Tbilisi, 1 November 2001 (RFE/RL) -- Georgian President Eduard Shevardnadze dismissed the entire government today amid a scandal over a failed police raid on the Rustavi-2 independent television station. Shevardnadze said he dissolved the government in the interests of Georgia's "fate, of democracy and maintaining the belief that freedom of speech, civil freedom, and freedom of expression are not endangered."

"The situation was very tough indeed. And I had to take a decision, involving my colleagues, my friends, my fellow politicians; the decision, be honest, reflected neither my will nor my mood. I had to take this step for the sake of Georgia and its stability," Shevardnadze said.

Presidential spokesman Kakha Imnadze said that until a new government is in place, ministerial functions will be carried out by first deputy ministers. Imnadze confirmed an earlier announcement of the move by parliamentary speaker Zurab Zhvania, the second-ranked politician in the state.

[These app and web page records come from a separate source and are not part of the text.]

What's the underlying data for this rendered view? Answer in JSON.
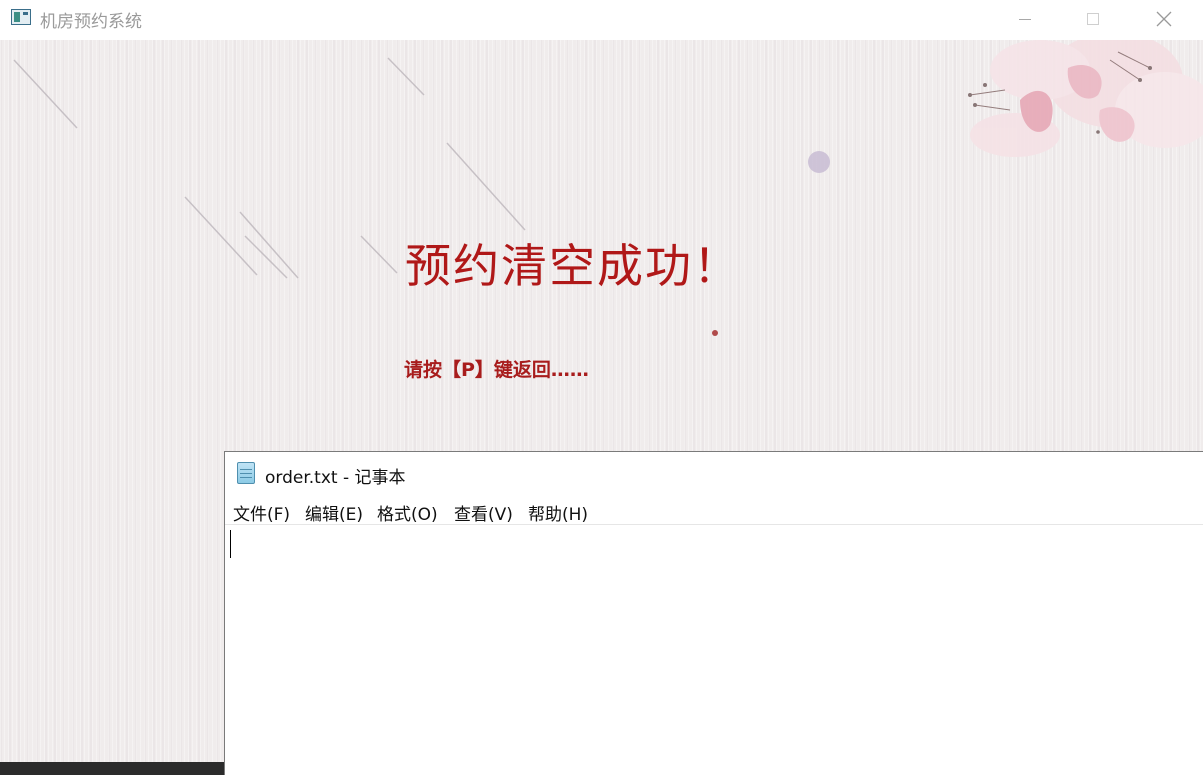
{
  "app": {
    "title": "机房预约系统",
    "message": "预约清空成功！",
    "hint": "请按【P】键返回……"
  },
  "notepad": {
    "title": "order.txt - 记事本",
    "menu": [
      "文件(F)",
      "编辑(E)",
      "格式(O)",
      "查看(V)",
      "帮助(H)"
    ],
    "content": ""
  },
  "colors": {
    "message": "#b01818",
    "hint": "#a81c1c",
    "background": "#f0ecec"
  },
  "icons": {
    "app": "window-app-icon",
    "notepad": "notepad-icon",
    "minimize": "minimize-icon",
    "maximize": "maximize-icon",
    "close": "close-icon"
  }
}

Zhvania, a Shevardnadze opponent, has also stepped down. But Zhvania, amid continuing demonstrations in which some are demanding the resignation of Shevardnadze, told lawmakers it is important to "ease tension in the city and prompt the demonstrators to disperse." Zhvania insists that a power struggle is not underway and says Shevardnadze should not resign.

Thousands of demonstrators have refused calls to disperse.

Two days ago security agents tried but failed to enter the offices of the Rustavi-2 station, under the pretext of investigating its finances. The station has been critical of government policies, and the raid was seen as an attempt to muzzle the media.

Several thousand people gathered in Tbilisi yesterday to support Rustavi and media freedom in Georgia. They first demanded the resignations of Interior Minister Kakha Targamadze and Prosecutor-General Giya Maparishvili.

In the wake of those protests, Shevardnadze accepted the resignation of Security Minister Vakhtang Kutateladze, but said that the raid was not linked to any state interference in independent media.